Stored data
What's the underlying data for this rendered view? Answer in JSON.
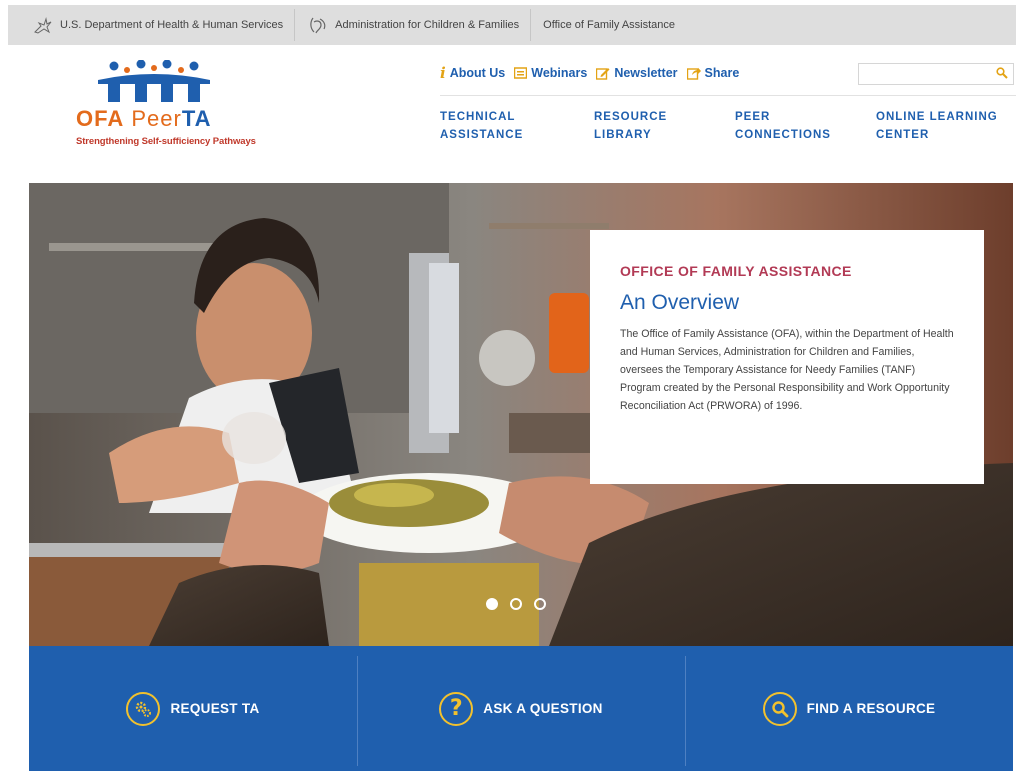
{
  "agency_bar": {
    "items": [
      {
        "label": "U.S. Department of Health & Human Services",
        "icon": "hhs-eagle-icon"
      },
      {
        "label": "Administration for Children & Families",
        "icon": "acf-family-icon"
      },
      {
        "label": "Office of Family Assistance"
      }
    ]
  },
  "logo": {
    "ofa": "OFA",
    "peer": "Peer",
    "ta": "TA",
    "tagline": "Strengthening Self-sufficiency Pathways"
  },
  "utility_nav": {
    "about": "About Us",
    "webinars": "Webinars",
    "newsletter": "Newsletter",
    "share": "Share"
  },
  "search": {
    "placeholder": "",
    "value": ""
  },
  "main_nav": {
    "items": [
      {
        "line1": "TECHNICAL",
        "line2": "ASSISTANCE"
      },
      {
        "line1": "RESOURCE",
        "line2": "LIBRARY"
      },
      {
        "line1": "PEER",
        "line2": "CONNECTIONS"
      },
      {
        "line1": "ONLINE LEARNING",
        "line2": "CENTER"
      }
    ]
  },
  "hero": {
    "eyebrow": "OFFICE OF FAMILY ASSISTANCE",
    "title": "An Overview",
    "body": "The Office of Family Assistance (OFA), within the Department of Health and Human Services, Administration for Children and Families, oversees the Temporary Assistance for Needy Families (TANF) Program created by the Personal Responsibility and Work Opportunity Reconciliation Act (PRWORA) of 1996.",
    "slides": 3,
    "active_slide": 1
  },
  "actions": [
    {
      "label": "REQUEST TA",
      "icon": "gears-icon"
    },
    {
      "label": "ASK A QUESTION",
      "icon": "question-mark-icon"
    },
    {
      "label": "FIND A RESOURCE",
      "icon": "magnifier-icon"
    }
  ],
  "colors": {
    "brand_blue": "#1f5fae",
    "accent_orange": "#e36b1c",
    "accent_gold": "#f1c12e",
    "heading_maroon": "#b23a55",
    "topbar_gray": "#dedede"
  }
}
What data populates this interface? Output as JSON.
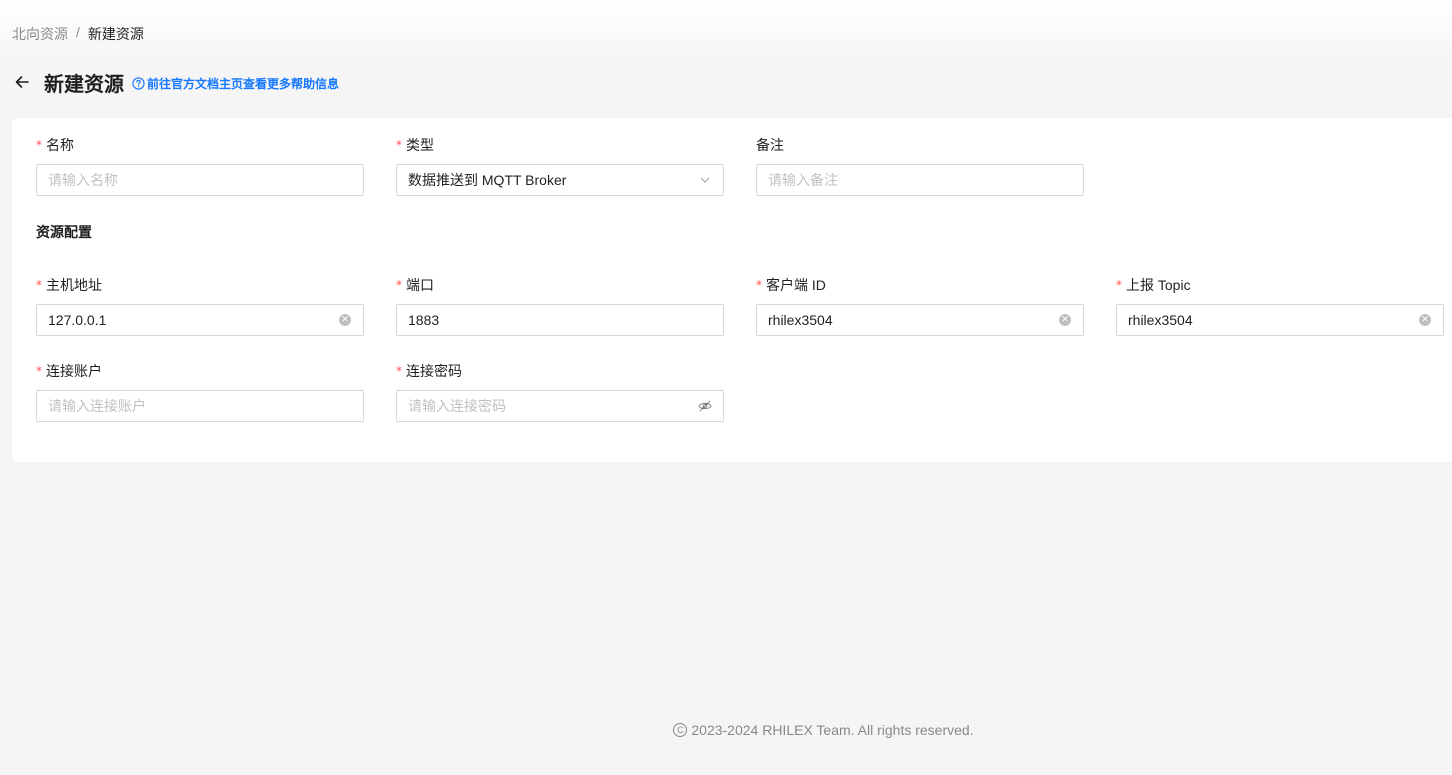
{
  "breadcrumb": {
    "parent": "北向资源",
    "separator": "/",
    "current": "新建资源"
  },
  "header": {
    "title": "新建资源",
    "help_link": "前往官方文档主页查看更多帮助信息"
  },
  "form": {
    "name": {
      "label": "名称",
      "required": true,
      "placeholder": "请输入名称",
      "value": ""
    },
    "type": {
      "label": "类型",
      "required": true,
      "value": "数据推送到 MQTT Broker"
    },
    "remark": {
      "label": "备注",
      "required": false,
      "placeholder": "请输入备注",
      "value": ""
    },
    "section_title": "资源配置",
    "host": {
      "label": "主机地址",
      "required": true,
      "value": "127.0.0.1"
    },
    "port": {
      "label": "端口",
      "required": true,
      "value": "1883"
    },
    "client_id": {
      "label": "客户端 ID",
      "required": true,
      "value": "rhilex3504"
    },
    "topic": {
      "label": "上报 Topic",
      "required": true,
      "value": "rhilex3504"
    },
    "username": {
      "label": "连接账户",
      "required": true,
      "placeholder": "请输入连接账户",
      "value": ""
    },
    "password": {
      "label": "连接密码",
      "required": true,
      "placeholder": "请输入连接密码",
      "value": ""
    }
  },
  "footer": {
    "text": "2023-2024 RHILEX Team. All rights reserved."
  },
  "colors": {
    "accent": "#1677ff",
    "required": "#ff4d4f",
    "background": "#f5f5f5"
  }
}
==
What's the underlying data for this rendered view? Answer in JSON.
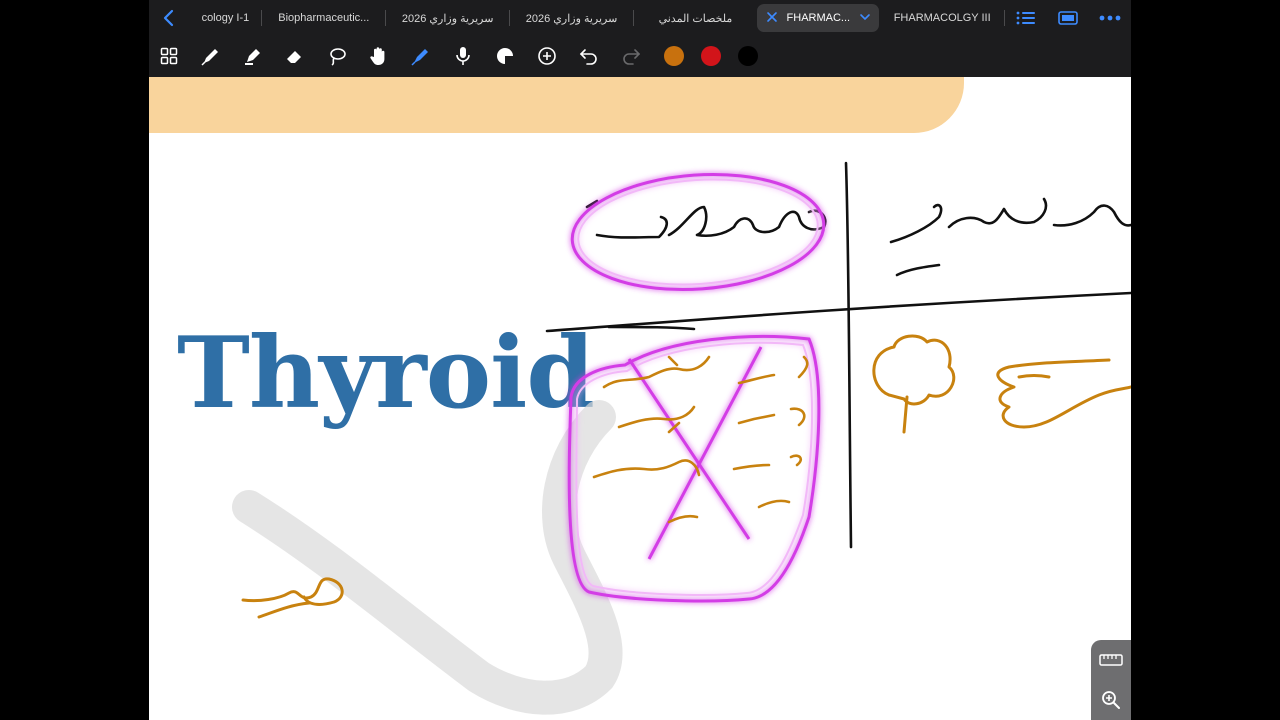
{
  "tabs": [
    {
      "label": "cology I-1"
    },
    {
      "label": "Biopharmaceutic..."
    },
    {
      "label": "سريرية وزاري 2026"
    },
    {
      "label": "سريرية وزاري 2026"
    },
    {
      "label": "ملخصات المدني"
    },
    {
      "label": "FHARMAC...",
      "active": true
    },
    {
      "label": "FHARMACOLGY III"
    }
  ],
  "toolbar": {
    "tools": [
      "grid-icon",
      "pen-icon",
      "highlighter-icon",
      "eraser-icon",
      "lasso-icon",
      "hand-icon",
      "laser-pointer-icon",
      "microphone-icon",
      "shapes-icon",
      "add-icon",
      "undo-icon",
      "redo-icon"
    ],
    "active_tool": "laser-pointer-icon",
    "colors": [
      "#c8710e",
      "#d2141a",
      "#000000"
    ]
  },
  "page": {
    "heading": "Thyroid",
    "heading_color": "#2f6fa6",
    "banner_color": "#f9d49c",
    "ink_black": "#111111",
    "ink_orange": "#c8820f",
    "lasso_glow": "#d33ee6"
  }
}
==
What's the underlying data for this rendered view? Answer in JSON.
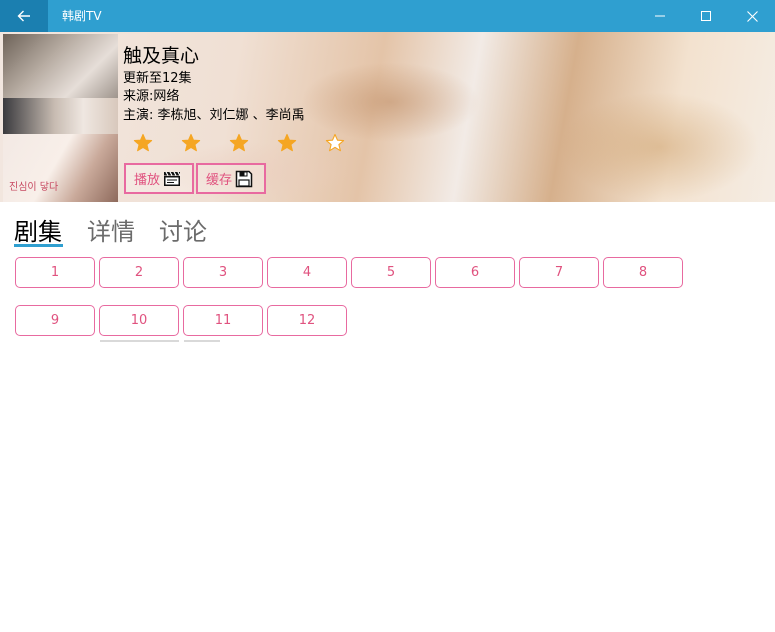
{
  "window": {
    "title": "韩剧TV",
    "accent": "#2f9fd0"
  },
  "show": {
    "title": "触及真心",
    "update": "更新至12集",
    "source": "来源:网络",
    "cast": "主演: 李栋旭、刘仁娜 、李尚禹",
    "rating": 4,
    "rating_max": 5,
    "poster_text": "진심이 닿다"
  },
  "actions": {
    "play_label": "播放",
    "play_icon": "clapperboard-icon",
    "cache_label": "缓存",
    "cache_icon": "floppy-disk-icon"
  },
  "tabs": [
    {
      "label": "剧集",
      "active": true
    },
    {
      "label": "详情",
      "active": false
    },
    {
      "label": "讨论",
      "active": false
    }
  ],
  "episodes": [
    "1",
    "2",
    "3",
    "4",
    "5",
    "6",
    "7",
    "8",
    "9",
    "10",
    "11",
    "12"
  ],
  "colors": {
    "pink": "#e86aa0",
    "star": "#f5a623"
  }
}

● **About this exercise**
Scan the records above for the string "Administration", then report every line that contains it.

● **Reply to the exercise**
        "label": "Administration for Children & Families",
    "body": "The Office of Family Assistance (OFA), within the Department of Health and Human Services, Administration for Children and Families, oversees the Temporary Assistance for Needy Families (TANF) Program created by the Personal Responsibility and Work Opportunity Reconciliation Act (PRWORA) of 1996.",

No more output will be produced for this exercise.